The Last 100 Days of Diana (ABC, May 7th)
This August will mark two decades since the shocking death of Diana, Princess of Wales, and network television doesn't intend on letting the occasion go by unrecognized. This one-night special delves into the final summer of the British royal's life, a pivotal period in which she readjusted to life as a single woman and an even more intense spotlight heat. With a panel of talking-head commentators to underscore the influence she had on fashion and socialite culture, this special should give her memory a proper salute.


Mommy Dead and Dearest (HBO, May 15th)
Need a fix of true crime scandal, the kind that doesn't no skimp on the lurid details? This 2014 case involves a Mississippi woman, her daughter, a murder, an online flirtation and fake medical diagnoses galore. Documentarian Erin Lee Carr lays out the whole bizarre, disturbing, too-insane-to-be-fake story, ultimately turning a critical eye towards the various institutional failings that created the killer rather than the killer herself. Nothing quite like hunkering down on the couch for some good ol' fashioned brutal inhumanity!

Still Star-Crossed (ABC, May 29th)
Having already staked her claim to the political thriller, the detective drama and procedurals both medical and legal, Shonda Rhimes will now annex the period piece as Shondaland's newest territory. This series picks up where Romeo and Juliet left off, as the Montague and Capulet families tentatively approach a ceasefire to their long-standing blood feud. The marriage between Juliet's cousin Rosaline (breakout Lashana Lynch) and Benvolio (Wade Briggs) should put a stop to the fighting, but there's a snag in the plan – they don't want to tie the knot. We declare a pox on both their ... oh yeah, right. Sorry.


Twin Peaks (Showtime, May 21st)
If you haven't seen the original Twin Peaks yet – stop reading this article, quit your job, go home and spend the next couple days wrapped up in David Lynch's puzzling mystery-melodrama. Now that you've got a belly full of cherry pie and some damn fine coffee in your system, you're ready for the once-thought-impossible revival of the groundbreaking Nineties serial. Lynch returns to the seemingly quiet Pacific Northwest lumber town for another swirl of mystical depravity, surrealist humor and percolator fish; though plot details have been kept under lock and key, it's still the TV event of the year and a dream come true. (Just hopefully not a dream that leads to the Black Lodge.)

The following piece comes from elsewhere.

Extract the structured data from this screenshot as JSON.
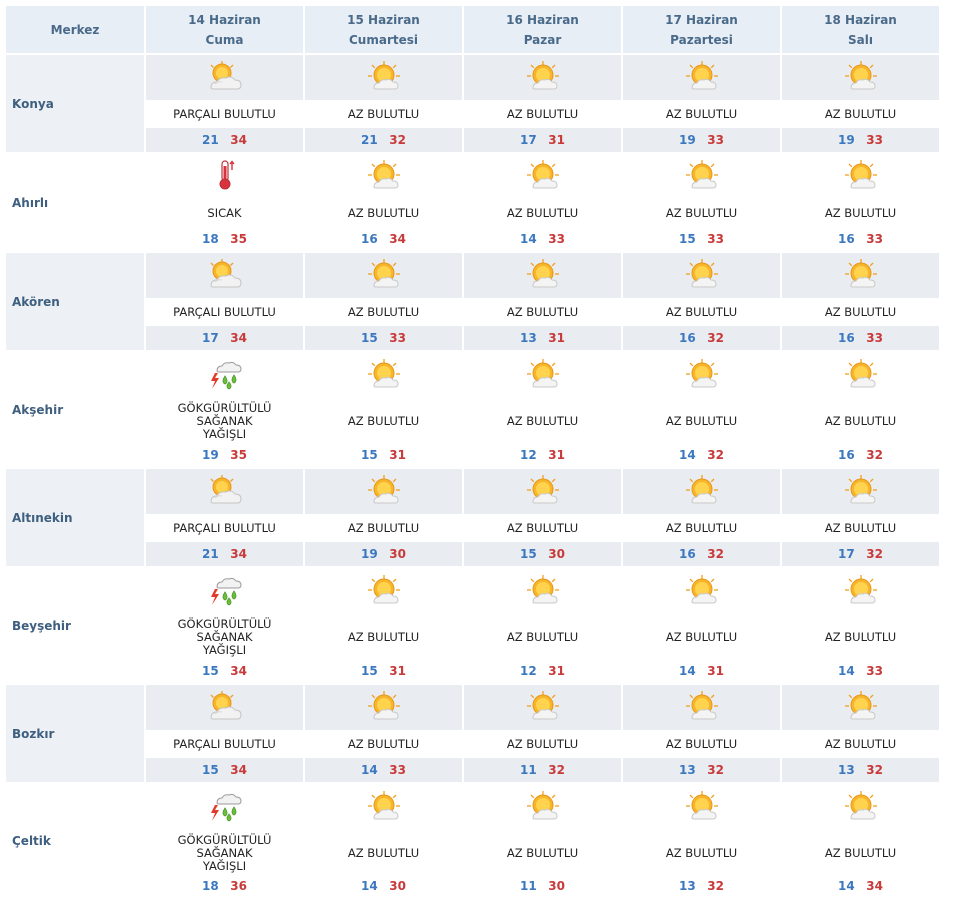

The Wizard of Lies (HBO, May 20th)
Bernie Madoff is probably not the biggest piece of human garbage to have ever lived. But he defrauded the American people out of a cool $64.8 billion and drained savings accounts in a flagrant display of unchecked greed – so the guy's gotta crack the top 20, right? He scarcely deserves the honor of being portrayed by Robert De Niro in a made-for-TV movie from Barry Levinson, but at least the director's got plenty of experience dramatizing the lives of controversial men after 2010's Jack Kevorkian HBO biopic You Don't Know Jack. (The fact that this not called Raging Bullshitter is a missed opportunity.) We get the pleasure of watching him get raked over the coals one last time.